The Jenkins structures have for better or worse stood the test of time. Were it not for all the recent lack of maintenance they might have been salvaged into part of the Horse Park.
Contemporary Structures--if you can call them that
|Panorama of some buildings at the 811 property (click to make larger)|
Hard to get a grip on what has probably been going on there recently. The standing Jenkins Farm structures of decades ago in some cases have been refitted to serve other purposes while "newer" structures stand in their own new footprint. The newer construction does not feature a single structure, piece of plumbing or electrical work that looks up to code. Not one. I wonder how this was allowed to happen. It sits on city owned property and the previous tenant rented the land. The mess left behind is just epic in destruction.
Understand this was used a commercial animal slaughter facility.

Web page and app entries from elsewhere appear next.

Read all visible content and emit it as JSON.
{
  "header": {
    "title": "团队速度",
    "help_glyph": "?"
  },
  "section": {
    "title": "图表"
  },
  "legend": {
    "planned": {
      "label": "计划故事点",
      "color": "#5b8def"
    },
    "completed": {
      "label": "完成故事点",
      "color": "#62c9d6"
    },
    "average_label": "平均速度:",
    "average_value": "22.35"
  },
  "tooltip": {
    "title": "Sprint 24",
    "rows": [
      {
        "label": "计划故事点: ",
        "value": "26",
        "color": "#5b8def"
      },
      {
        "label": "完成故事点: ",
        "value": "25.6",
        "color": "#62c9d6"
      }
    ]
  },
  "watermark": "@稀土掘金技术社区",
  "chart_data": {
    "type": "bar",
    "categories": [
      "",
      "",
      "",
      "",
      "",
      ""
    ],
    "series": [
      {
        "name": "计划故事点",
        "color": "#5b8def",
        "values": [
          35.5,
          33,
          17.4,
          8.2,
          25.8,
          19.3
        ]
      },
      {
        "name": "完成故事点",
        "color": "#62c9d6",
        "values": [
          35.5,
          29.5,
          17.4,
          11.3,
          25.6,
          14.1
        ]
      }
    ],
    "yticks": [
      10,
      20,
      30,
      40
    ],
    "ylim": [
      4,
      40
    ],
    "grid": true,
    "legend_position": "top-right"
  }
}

In the local Dallas media in 2012 another animal processing facility came under scrutiny for a discharge of animal blood into a tributary of the Trinity River in Oak Cliff. The mess here at 811 Pemberton Hill Road is many times larger. Pits with animal remains, a large area in the trees covered with what looks like layer after layer of rendered animal fat. Since all this now sits on city owned property the taxpayer will fund the cleanup. Bulldozing is a tricky matter too, since scraping the site of debris will take many of the ancient Native American artifacts with it. Tricky.
While the blight of the Horse Park was disturbing we were more interested in the condition of a formal well on the property. Probably over a century old the well was once pumped by a windmill, the metal frame of which still stands over the well today. The concern here is that the well could allow contamination into the aquifer and poison the groundwater.

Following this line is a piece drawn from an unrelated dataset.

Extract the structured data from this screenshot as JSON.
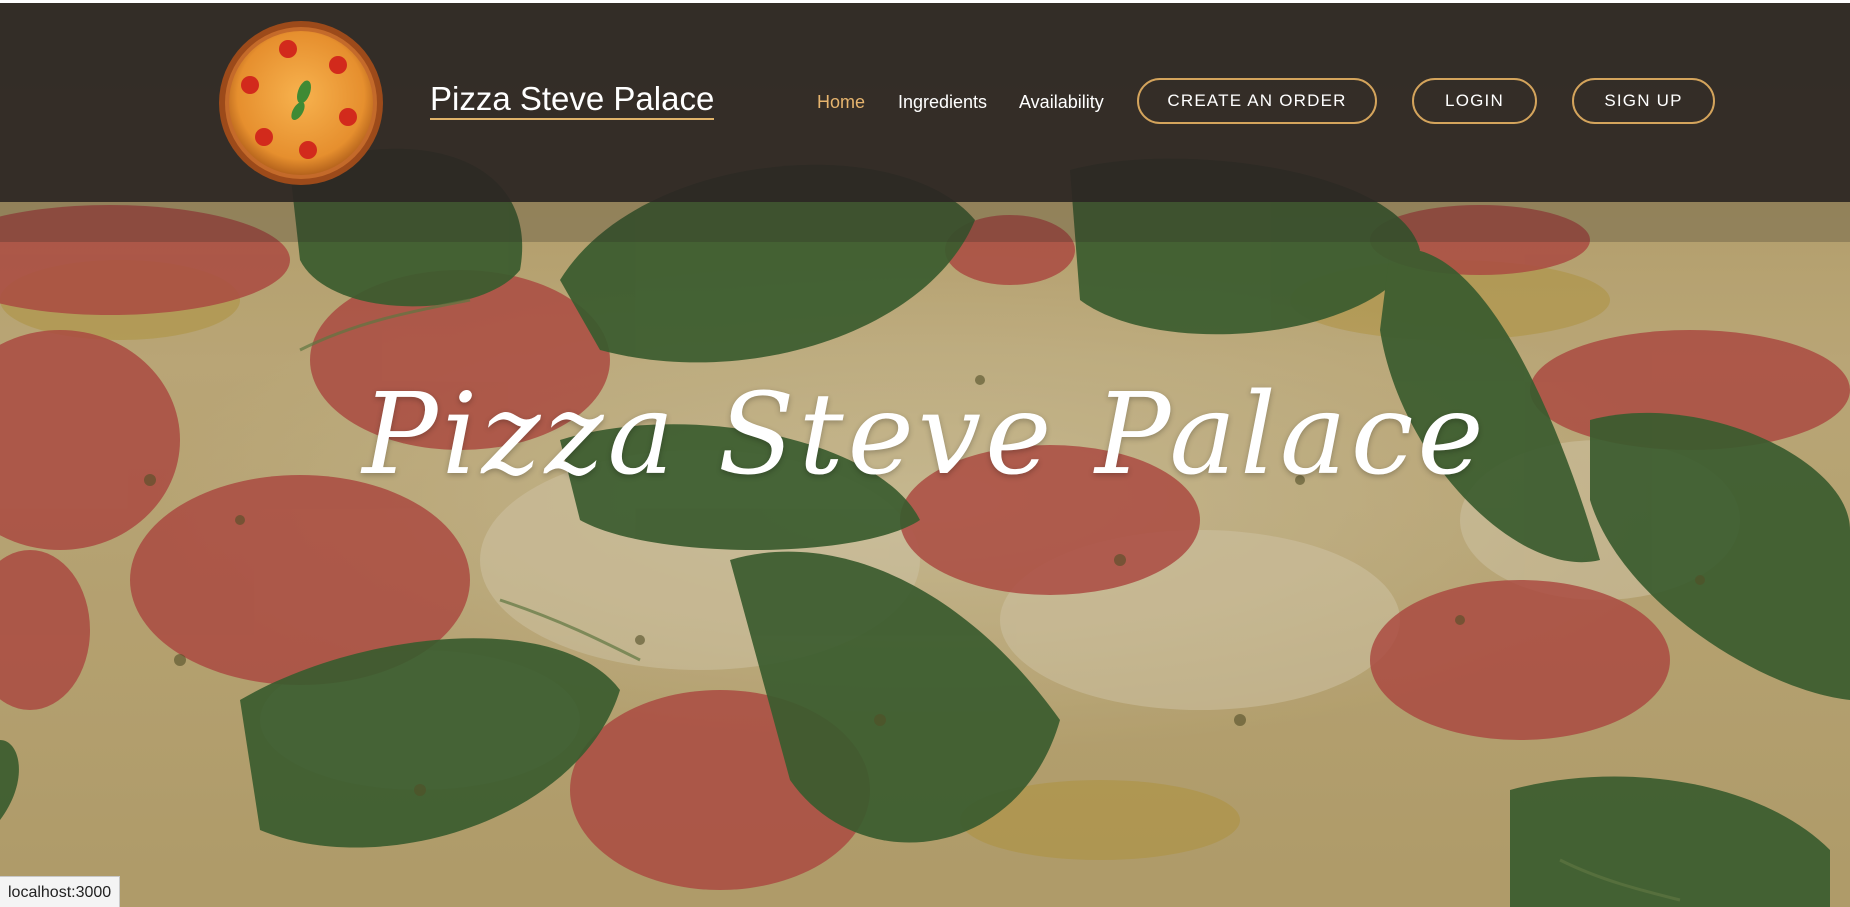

|Well shack pumphouse|
The haphazard shed here serves as the well house. First glance you see a gallon sized bottle of Clorox bleach on the ground which is never a good sign. Absent is the pump that pulled water from the well. The well itself is open to the elements without a screen or door covering the top.
PVC piping leads down the well, I would guess some 15-20 feet to the water. Cockroaches line the interior of the well and bugs of all kinds lay on the surface of the water. Other than the unsanitary conditions, the open well serves as a hazard if someone like a child were to fall in.
|A look inside the cockroach lined well at the Horse Park site.|
The concrete work for the foundations seen to the east of the well are all substandard. Thin veneers of concrete that I was told served as the slaughterhouse floor. Plumbing is largely absent and I have no idea where or how animal remains were disposed.
I post this not as a "look what we found". If that were the case I would have done that a couple years ago when I saw the carcasses and trash. The concern here is that the same outfit that did all this has now moved just north of the Big Spring and is setting up what appears to be similar operations with a large animal herd directly uphill to the northeast in the 1100 block of Pemberton Hill Road. With no pasture, no water source and little shade I wonder how someone can hold dozens and dozens of animals on property like that through the hottest part of the summer.
When you leave a mess behind like this it seems hard to offer someone a second chance to clean up their act. You lose the right, forfeit the right, to the benefit of the doubt.
Down The Terrace
The further you get away from 811 Pemberton Hill, the Horse Park property begins to revert back to nature. The over grazed pastures lead down into Post Oak Savannah breaks of trees and scenes similar to that of East Central Texas. A small sliver of this Post Oak ecosystem fingers through SE Dallas County and along the sand terraces of Pleasant Grove and Scyene. Unique only to this part of Dallas.
|Bill and Tim walking down a cedar break canopied ranch road in the Great Trinity Forest|
|Spring fed lake with clear water in the Great Trinity Forest|
Sam Houston once said "There are no strangers in this world, just friends we've never met." I think that's a good way to leave it for now.